> WHAT THE EXERCISE ASKS
Give back the full data, retyped precisely.

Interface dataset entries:
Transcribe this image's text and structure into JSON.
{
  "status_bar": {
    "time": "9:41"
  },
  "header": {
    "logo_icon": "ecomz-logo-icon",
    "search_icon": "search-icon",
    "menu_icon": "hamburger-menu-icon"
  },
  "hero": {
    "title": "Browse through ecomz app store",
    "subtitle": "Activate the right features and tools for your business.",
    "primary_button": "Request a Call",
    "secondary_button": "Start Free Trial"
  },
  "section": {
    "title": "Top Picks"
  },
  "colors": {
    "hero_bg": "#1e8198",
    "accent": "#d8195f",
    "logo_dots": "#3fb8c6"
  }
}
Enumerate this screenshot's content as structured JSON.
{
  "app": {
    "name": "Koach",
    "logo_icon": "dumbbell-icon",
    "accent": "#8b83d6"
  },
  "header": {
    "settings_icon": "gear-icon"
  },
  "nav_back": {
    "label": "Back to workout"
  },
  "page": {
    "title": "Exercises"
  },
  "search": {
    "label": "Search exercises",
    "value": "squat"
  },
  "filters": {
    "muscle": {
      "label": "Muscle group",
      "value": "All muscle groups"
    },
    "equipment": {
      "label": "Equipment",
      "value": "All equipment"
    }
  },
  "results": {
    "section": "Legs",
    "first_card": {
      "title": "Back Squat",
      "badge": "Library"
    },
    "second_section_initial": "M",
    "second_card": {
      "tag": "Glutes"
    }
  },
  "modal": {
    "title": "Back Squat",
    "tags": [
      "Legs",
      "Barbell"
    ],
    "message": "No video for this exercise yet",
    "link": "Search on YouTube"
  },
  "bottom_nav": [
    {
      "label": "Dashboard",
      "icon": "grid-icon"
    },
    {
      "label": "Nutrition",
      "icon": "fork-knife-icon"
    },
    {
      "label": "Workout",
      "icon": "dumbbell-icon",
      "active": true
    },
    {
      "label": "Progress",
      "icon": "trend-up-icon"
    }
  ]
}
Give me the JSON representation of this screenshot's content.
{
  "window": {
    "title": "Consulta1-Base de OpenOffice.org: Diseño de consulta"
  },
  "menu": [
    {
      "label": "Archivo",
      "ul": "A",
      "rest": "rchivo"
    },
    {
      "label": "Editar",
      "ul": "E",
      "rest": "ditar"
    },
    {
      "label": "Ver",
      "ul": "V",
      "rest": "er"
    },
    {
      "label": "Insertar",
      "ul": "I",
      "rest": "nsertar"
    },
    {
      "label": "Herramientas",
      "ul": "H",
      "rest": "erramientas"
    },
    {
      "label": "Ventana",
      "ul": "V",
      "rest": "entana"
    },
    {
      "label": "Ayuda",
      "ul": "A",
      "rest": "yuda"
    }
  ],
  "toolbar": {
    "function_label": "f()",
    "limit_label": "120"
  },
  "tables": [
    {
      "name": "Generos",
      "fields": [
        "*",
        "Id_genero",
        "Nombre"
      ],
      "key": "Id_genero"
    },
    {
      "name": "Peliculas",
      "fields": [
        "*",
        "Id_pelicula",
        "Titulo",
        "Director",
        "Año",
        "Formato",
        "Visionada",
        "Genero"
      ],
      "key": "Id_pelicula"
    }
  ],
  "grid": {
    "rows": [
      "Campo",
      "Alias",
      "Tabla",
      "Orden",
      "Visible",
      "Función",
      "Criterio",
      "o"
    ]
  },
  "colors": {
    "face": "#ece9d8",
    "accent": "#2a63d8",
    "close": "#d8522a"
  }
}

> RESULT OF THE TASK
Transcribe this image's text and structure into JSON.
{
  "status_bar": {
    "time": "9:41"
  },
  "header": {
    "logo_icon": "ecomz-logo-icon",
    "search_icon": "search-icon",
    "menu_icon": "hamburger-menu-icon"
  },
  "hero": {
    "title": "Browse through ecomz app store",
    "subtitle": "Activate the right features and tools for your business.",
    "primary_button": "Request a Call",
    "secondary_button": "Start Free Trial"
  },
  "section": {
    "title": "Top Picks"
  },
  "colors": {
    "hero_bg": "#1e8198",
    "accent": "#d8195f",
    "logo_dots": "#3fb8c6"
  }
}
Enumerate this screenshot's content as structured JSON.
{
  "app": {
    "name": "Koach",
    "logo_icon": "dumbbell-icon",
    "accent": "#8b83d6"
  },
  "header": {
    "settings_icon": "gear-icon"
  },
  "nav_back": {
    "label": "Back to workout"
  },
  "page": {
    "title": "Exercises"
  },
  "search": {
    "label": "Search exercises",
    "value": "squat"
  },
  "filters": {
    "muscle": {
      "label": "Muscle group",
      "value": "All muscle groups"
    },
    "equipment": {
      "label": "Equipment",
      "value": "All equipment"
    }
  },
  "results": {
    "section": "Legs",
    "first_card": {
      "title": "Back Squat",
      "badge": "Library"
    },
    "second_section_initial": "M",
    "second_card": {
      "tag": "Glutes"
    }
  },
  "modal": {
    "title": "Back Squat",
    "tags": [
      "Legs",
      "Barbell"
    ],
    "message": "No video for this exercise yet",
    "link": "Search on YouTube"
  },
  "bottom_nav": [
    {
      "label": "Dashboard",
      "icon": "grid-icon"
    },
    {
      "label": "Nutrition",
      "icon": "fork-knife-icon"
    },
    {
      "label": "Workout",
      "icon": "dumbbell-icon",
      "active": true
    },
    {
      "label": "Progress",
      "icon": "trend-up-icon"
    }
  ]
}
Give me the JSON representation of this screenshot's content.
{
  "window": {
    "title": "Consulta1-Base de OpenOffice.org: Diseño de consulta"
  },
  "menu": [
    {
      "label": "Archivo",
      "ul": "A",
      "rest": "rchivo"
    },
    {
      "label": "Editar",
      "ul": "E",
      "rest": "ditar"
    },
    {
      "label": "Ver",
      "ul": "V",
      "rest": "er"
    },
    {
      "label": "Insertar",
      "ul": "I",
      "rest": "nsertar"
    },
    {
      "label": "Herramientas",
      "ul": "H",
      "rest": "erramientas"
    },
    {
      "label": "Ventana",
      "ul": "V",
      "rest": "entana"
    },
    {
      "label": "Ayuda",
      "ul": "A",
      "rest": "yuda"
    }
  ],
  "toolbar": {
    "function_label": "f()",
    "limit_label": "120"
  },
  "tables": [
    {
      "name": "Generos",
      "fields": [
        "*",
        "Id_genero",
        "Nombre"
      ],
      "key": "Id_genero"
    },
    {
      "name": "Peliculas",
      "fields": [
        "*",
        "Id_pelicula",
        "Titulo",
        "Director",
        "Año",
        "Formato",
        "Visionada",
        "Genero"
      ],
      "key": "Id_pelicula"
    }
  ],
  "grid": {
    "rows": [
      "Campo",
      "Alias",
      "Tabla",
      "Orden",
      "Visible",
      "Función",
      "Criterio",
      "o"
    ]
  },
  "colors": {
    "face": "#ece9d8",
    "accent": "#2a63d8",
    "close": "#d8522a"
  }
}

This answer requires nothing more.